This project is no longer active at UNU Institute in Macau
Given the UNU Institute in Macau focus on Peace, and inspired by the positive psychosocial impacts reported in various studies (refer to attached project description document), this research aims to explore whether ICTs can be used specifically to improve individuals’ psychosocial wellbeing (PSWB) as an alternative way of supporting peace-building efforts. Authors argue that addressing and transforming trauma is imperative for peace-building, and in this area, an initial literature review indicates there are only a few studies in which ICTs are directly used for peace-building by addressing psychosocial wellbeing.
This research focuses in Myanmar, a country that is undergoing an explosion of ICTs, along with deep political, economic and social transformations. According to the ITU, in 2012, only 7% of the population had access to a mobile phone, growing to 76% in 2015. This research works with two partners in Myanmar, and aims to analyse how ICTs are being perceived and used, and how these could possibly aid peace-building efforts. The first partner, the Myanmar Book Aid and Preservation Foundation (MBAPF), offers a Mobile Information Literacy (MIL) course to a wide variety of audiences, from librarians to government officers. The second partner, UNDP Myanmar’s iWomen App project, is an app aiming to inspire women, in particular the members of the May Doe Kabar National Network of Rural Women, a peer support structure connecting over 22,000 women. Leveraging these two case studies allows this research to have different perspectives of how ICTs are being used in Myanmar, but also allows the comparison of two cases where only one was designed to impact the psychosocial wellbeing of the users (iWomen app).
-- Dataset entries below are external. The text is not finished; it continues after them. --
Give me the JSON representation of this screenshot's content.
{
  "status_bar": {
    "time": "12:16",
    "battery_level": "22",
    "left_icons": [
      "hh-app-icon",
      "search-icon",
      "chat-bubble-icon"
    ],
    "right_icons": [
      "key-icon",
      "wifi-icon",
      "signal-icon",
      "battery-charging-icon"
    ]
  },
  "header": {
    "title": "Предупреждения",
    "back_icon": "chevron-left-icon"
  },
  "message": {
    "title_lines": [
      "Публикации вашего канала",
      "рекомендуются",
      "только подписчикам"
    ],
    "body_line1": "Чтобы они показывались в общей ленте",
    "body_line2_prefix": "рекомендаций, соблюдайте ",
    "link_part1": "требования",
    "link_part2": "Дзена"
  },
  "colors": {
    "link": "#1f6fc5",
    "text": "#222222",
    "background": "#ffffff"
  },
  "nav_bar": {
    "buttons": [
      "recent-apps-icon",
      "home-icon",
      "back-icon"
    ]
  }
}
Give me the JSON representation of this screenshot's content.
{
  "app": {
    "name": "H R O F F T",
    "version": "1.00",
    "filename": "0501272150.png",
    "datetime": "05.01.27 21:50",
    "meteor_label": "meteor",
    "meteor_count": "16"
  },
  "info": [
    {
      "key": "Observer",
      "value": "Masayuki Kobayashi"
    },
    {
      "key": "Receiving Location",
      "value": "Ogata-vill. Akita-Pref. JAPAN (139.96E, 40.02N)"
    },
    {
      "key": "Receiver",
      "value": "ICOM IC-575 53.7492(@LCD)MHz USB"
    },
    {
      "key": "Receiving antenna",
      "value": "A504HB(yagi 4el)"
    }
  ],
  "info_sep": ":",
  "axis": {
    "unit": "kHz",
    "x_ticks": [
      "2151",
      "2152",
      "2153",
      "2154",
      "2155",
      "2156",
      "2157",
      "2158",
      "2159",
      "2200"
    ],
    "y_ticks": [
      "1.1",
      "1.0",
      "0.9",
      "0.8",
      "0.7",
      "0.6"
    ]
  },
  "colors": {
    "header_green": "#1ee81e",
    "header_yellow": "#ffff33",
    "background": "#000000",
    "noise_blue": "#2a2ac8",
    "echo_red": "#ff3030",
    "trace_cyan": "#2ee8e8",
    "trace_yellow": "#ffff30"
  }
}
Drawing on the Capability Approach and Critical Pedagogy this research considers the need for social arrangements to focus both on the social and psychological wellbeing of individuals. The term psychosocial is here understood from a critical psychosocial perspective, namely it focuses both on the bodily (social) and emotional (psychological) wellbeing, and was operationalised as the following resources:
Using action research and qualitative, quantitative and participatory methodologies this research occurs in three phases:
Data will be compared within each intervention and between interventions. The same methodology will be used with both research partners, enabling comparison among them.
Capability Approach, Critical Pedagogy, ICTs, Psychosocial Wellbeing, Critical Agency
UNU Institute in Macau TEAM
Click here to download a short document with research details about the project.